  51. 51. @tmclaughbos Rate Threats • D: Damage potential • R: Reproducibility • E: Exploitability • A: Affected users • D: Discoverability
  52. 52. @tmclaughbos Rate Threats • D: Disaster if this is found (high) • R: Easy to reproduce (high) • E: Easy to exploit; requires existing access (medium) • A: Affects all users (high) • D: Not easy to find; users are hops away from issue (medium)
  53. 53. @tmclaughbos Putting a response into action Let’s manage those secrets
  54. 54. @tmclaughbos Constraints Time Complexity Risk
  55. 55. @tmclaughbos Constraints: Time
  56. 56. @tmclaughbos Constraints: complexity
  57. 57. @tmclaughbos Constraints: Risk of failure “It’s all code… We monitor it using Nagios.”

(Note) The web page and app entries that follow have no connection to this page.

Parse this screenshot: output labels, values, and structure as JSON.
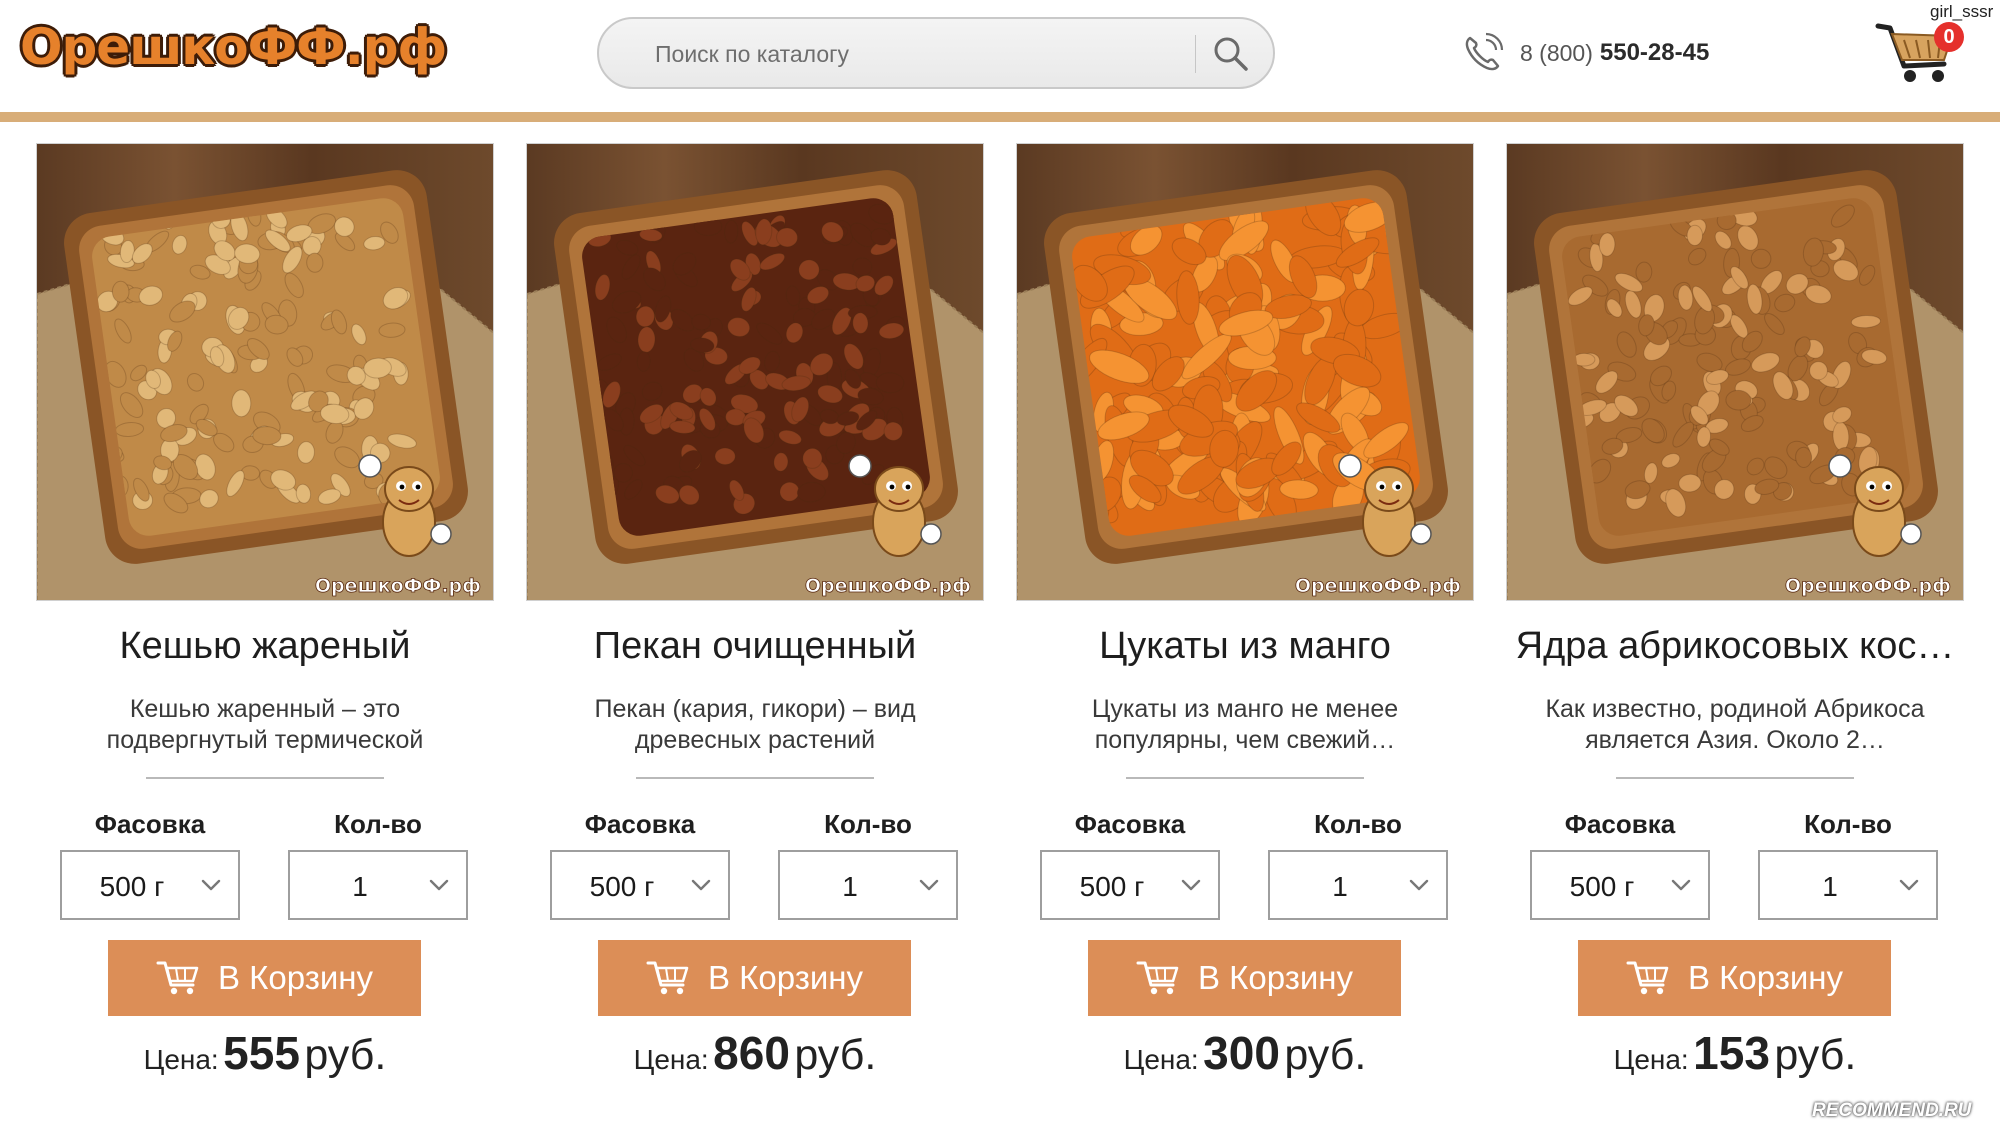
{
  "header": {
    "logo_text": "ОрешкоФФ.рф",
    "search_placeholder": "Поиск по каталогу",
    "phone_prefix": "8 (800)",
    "phone_number": "550-28-45",
    "cart_count": "0",
    "user_watermark": "girl_sssr",
    "colors": {
      "accent": "#dc8e57",
      "header_line": "#d8ad78",
      "logo": "#e6812b",
      "badge": "#e5302c"
    }
  },
  "products": [
    {
      "title": "Кешью жареный",
      "description": "Кешью жаренный – это подвергнутый термической обработке (обжариванию)…",
      "pack_label": "Фасовка",
      "pack_value": "500 г",
      "qty_label": "Кол-во",
      "qty_value": "1",
      "buy_label": "В Корзину",
      "price_label": "Цена:",
      "price_value": "555",
      "price_currency": "руб.",
      "photo_watermark": "ОрешкоФФ.рф",
      "photo_colors": {
        "base": "#e1b878",
        "shade": "#c08a48"
      }
    },
    {
      "title": "Пекан очищенный",
      "description": "Пекан (кария, гикори) – вид древесных растений семейства…",
      "pack_label": "Фасовка",
      "pack_value": "500 г",
      "qty_label": "Кол-во",
      "qty_value": "1",
      "buy_label": "В Корзину",
      "price_label": "Цена:",
      "price_value": "860",
      "price_currency": "руб.",
      "photo_watermark": "ОрешкоФФ.рф",
      "photo_colors": {
        "base": "#8a3e1e",
        "shade": "#5a2410"
      }
    },
    {
      "title": "Цукаты из манго",
      "description": "Цукаты из манго не менее популярны, чем свежий…",
      "pack_label": "Фасовка",
      "pack_value": "500 г",
      "qty_label": "Кол-во",
      "qty_value": "1",
      "buy_label": "В Корзину",
      "price_label": "Цена:",
      "price_value": "300",
      "price_currency": "руб.",
      "photo_watermark": "ОрешкоФФ.рф",
      "photo_colors": {
        "base": "#f59332",
        "shade": "#e06c16"
      }
    },
    {
      "title": "Ядра абрикосовых кос…",
      "description": "Как известно, родиной Абрикоса является Азия. Около 2…",
      "pack_label": "Фасовка",
      "pack_value": "500 г",
      "qty_label": "Кол-во",
      "qty_value": "1",
      "buy_label": "В Корзину",
      "price_label": "Цена:",
      "price_value": "153",
      "price_currency": "руб.",
      "photo_watermark": "ОрешкоФФ.рф",
      "photo_colors": {
        "base": "#d69a5a",
        "shade": "#a86a30"
      }
    }
  ],
  "footer_watermark": "RECOMMEND.RU"
}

  58. 58. @tmclaughbos Constraints • Time: Few days to a few weeks • The faster we get this done the more likely we will finish. • Complexity: We’re going to go with what we know. • Less surprises. • Less to learn and get wrong. • Risk: Taking only as much risk as we’re ready for. • We’re moving fast! • Let’s limit the failure blast radius
  59. 59. @tmclaughbos Approaches to get you started Finally we secure some secrets
  60. 60. @tmclaughbos git-crypt • Encrypts secrets directly in your repository • Find secrets, rotate, and store them
  61. 61. @tmclaughbos git-crypt • Pro • You’ve done the exercise of auditing your code base • Cons • Symmetric encryption • Everyone needs the master password • TODO • Prevent key proliferation • Move to new secrets management when ready
  62. 62. @tmclaughbos Configuration Management: Puppet • Hiera-eyaml: Encrypt values in your Hiera hierarchy • Can use public key encryption • Multiple backends
  63. 63. @tmclaughbos Configuration Management: Puppet • Pros • You’ve centralized your secrets in one repo. • Public key encryption support • Cons • May require manual intervention when rolling Puppetmasters. • May need to cleanup your Puppet code if you haven’t already moved to Hiera. • TODO: • Figure out master rekey strategy
  64. 64. @tmclaughbos Configuration Management: Ansible • Ansible Vault: Encrypts entire var files in playbook
  65. 65. @tmclaughbos Configuration Management: Ansible • Pros • You’ve done the exercise of auditing your code base • Cons • Symmetric encryption • Everyone needs the shared password • key proliferation • TODO • Preventing the proliferation of the Vault key • rekeying and rolling secrets.
  66. 66. @tmclaughbos S3 Buckets • Sneaker • Encrypt, store, and retrieve secrets from S3.
  67. 67. @tmclaughbos S3 Buckets • Pros • Secrets no longer live in repos • reduced secret proliferation • Secrets encrypted in S3. • Cons • How are you managing S3 buckets? • TODO • Manage your S3 buckets with CloudFormation, Terraform, etc.
  68. 68. @tmclaughbos What should we have gotten out of all this?
  69. 69. @tmclaughbos Less this…
  70. 70. @tmclaughbos …More this!
  71. 71. @tmclaughbos YOU CAN DO THIS!
  72. 72. @tmclaughbos Thank You!
  73. 73. @tmclaughbos
  74. 74. @tmclaughbos Threat Modeling: startup edition
  75. 75. @tmclaughbos Threat Modeling: startup edition response
  76. 76. @tmclaughbos We know what not to do. We (think) we know where we want to be. But we don’t know how to get there.